## Task prompt
Copy each line of the listing that includes "time".

## Given data
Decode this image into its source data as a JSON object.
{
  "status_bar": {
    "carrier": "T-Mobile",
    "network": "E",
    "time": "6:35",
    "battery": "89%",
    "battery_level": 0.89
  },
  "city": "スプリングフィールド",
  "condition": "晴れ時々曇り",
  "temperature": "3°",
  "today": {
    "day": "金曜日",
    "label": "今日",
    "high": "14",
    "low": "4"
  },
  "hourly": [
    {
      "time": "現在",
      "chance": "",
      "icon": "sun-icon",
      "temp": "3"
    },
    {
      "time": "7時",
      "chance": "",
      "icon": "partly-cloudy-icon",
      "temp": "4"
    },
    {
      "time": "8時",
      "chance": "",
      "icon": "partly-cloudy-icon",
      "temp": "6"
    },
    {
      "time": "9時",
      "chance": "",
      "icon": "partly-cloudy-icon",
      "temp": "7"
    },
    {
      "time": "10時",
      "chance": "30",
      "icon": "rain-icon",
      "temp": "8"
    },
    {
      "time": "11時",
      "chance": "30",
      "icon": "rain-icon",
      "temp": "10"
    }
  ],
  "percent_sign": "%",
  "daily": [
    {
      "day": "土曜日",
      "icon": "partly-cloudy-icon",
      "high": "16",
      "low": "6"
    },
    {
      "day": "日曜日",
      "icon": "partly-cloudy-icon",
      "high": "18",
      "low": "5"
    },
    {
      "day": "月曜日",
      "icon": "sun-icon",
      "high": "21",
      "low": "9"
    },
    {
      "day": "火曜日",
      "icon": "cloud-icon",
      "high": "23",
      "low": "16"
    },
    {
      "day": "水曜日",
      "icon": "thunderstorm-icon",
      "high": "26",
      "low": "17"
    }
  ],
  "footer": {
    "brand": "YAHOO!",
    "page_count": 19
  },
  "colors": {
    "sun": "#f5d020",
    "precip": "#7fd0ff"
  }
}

## Result
    "time": "6:35",
      "time": "現在",
      "time": "7時",
      "time": "8時",
      "time": "9時",
      "time": "10時",
      "time": "11時",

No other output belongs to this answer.